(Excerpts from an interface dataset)
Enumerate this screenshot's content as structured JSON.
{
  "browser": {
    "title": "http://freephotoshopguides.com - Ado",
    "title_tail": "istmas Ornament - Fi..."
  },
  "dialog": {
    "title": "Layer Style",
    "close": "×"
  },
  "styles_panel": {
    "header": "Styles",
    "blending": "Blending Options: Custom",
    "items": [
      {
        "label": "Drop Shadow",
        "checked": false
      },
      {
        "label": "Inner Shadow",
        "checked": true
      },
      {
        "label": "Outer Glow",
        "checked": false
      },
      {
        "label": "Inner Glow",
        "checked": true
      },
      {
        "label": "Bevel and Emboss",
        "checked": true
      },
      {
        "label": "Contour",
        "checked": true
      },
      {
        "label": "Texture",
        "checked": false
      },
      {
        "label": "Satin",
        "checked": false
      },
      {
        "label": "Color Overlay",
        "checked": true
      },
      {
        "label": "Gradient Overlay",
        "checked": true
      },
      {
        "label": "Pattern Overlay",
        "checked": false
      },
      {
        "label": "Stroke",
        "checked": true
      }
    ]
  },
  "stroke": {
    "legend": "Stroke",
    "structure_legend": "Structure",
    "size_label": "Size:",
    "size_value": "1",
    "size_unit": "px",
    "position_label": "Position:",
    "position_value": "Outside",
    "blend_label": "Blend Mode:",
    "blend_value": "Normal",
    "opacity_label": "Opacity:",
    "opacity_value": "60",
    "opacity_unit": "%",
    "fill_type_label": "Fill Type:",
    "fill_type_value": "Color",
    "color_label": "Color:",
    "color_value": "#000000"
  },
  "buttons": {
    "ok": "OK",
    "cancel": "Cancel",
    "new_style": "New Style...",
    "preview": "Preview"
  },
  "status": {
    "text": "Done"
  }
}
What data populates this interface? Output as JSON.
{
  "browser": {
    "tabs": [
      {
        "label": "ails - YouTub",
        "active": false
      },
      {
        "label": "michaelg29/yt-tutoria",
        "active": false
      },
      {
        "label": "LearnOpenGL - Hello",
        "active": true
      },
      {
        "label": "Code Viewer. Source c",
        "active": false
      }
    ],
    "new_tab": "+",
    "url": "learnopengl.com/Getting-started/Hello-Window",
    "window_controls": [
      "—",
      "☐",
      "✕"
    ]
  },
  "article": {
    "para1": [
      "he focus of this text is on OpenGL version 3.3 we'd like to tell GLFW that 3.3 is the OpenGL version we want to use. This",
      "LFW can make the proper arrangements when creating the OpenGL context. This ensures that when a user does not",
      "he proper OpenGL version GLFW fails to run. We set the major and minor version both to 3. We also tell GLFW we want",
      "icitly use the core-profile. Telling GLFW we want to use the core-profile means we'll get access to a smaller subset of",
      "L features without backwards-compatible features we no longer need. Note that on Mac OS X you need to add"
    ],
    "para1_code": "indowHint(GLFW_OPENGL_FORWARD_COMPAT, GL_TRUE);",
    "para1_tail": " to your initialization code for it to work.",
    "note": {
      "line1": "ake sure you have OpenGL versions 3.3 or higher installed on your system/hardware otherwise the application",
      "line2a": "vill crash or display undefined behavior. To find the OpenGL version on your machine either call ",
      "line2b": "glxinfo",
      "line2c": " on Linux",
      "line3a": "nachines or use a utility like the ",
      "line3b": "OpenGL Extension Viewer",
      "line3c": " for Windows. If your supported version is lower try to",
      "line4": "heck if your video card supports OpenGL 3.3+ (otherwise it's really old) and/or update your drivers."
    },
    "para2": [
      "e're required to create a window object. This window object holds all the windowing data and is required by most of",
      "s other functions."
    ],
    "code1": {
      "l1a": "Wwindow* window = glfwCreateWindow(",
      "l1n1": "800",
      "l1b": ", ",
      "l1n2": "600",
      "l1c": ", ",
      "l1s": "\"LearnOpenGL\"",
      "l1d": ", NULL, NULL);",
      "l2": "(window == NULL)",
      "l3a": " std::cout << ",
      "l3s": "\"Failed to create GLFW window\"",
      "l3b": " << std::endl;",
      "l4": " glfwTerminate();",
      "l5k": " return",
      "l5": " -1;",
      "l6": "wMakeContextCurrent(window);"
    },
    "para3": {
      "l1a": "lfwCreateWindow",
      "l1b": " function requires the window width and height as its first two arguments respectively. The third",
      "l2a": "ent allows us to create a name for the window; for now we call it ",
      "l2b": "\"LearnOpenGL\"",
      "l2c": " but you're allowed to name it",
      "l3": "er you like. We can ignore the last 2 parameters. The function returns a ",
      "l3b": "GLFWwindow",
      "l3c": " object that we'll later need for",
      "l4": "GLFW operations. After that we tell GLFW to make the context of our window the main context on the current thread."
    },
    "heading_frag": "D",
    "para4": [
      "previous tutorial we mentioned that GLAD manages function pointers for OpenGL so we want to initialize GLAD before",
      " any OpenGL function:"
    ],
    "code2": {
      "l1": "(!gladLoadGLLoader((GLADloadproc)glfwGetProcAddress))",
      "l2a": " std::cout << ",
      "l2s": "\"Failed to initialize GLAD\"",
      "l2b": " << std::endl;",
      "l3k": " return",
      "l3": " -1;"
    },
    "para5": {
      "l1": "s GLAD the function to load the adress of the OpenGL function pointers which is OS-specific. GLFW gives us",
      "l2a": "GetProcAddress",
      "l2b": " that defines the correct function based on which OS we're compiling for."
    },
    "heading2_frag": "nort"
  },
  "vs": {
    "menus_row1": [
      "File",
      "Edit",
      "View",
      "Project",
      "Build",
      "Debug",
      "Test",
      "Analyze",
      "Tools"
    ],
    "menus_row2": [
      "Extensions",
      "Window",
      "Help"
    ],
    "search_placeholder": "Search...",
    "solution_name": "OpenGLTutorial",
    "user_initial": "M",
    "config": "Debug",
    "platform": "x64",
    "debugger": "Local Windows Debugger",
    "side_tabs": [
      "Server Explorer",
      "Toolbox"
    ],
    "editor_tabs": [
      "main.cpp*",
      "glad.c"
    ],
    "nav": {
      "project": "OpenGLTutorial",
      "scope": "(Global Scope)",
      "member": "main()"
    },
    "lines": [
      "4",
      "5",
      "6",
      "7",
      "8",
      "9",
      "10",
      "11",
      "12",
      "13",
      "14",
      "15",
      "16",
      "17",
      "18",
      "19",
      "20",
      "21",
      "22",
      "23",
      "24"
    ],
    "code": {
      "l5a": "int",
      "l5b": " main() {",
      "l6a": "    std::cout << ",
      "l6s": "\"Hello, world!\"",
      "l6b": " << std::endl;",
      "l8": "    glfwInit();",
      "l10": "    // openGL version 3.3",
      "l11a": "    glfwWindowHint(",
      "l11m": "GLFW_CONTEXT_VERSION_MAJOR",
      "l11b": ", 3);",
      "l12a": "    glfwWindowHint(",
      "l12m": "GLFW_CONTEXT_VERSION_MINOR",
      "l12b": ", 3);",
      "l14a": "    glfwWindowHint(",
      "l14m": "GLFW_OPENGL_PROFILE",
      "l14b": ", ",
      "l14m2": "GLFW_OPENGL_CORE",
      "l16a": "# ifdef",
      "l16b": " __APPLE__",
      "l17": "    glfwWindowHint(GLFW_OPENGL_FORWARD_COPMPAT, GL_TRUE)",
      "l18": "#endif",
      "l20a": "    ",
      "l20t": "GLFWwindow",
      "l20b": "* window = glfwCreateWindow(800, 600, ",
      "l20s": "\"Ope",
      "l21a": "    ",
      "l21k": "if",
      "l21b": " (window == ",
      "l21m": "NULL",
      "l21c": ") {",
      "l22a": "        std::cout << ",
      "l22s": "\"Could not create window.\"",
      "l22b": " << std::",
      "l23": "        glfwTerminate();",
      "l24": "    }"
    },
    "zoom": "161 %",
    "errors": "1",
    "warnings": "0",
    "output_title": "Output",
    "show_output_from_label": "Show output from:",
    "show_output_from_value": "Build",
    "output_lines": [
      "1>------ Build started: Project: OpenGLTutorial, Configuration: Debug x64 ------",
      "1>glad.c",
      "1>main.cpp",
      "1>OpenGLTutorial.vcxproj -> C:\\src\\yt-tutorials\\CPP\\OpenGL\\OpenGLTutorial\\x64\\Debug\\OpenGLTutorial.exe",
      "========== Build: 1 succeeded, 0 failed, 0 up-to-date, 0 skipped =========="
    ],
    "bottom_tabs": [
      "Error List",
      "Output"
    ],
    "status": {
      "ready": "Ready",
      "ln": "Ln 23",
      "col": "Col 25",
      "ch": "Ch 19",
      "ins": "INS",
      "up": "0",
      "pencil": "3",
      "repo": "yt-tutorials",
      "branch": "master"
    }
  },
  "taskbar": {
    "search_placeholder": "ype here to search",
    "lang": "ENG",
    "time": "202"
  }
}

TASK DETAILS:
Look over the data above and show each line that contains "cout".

FINISHED TASK:
      "l3a": " std::cout << ",
      "l2a": " std::cout << ",
      "l6a": "    std::cout << ",
      "l22a": "        std::cout << ",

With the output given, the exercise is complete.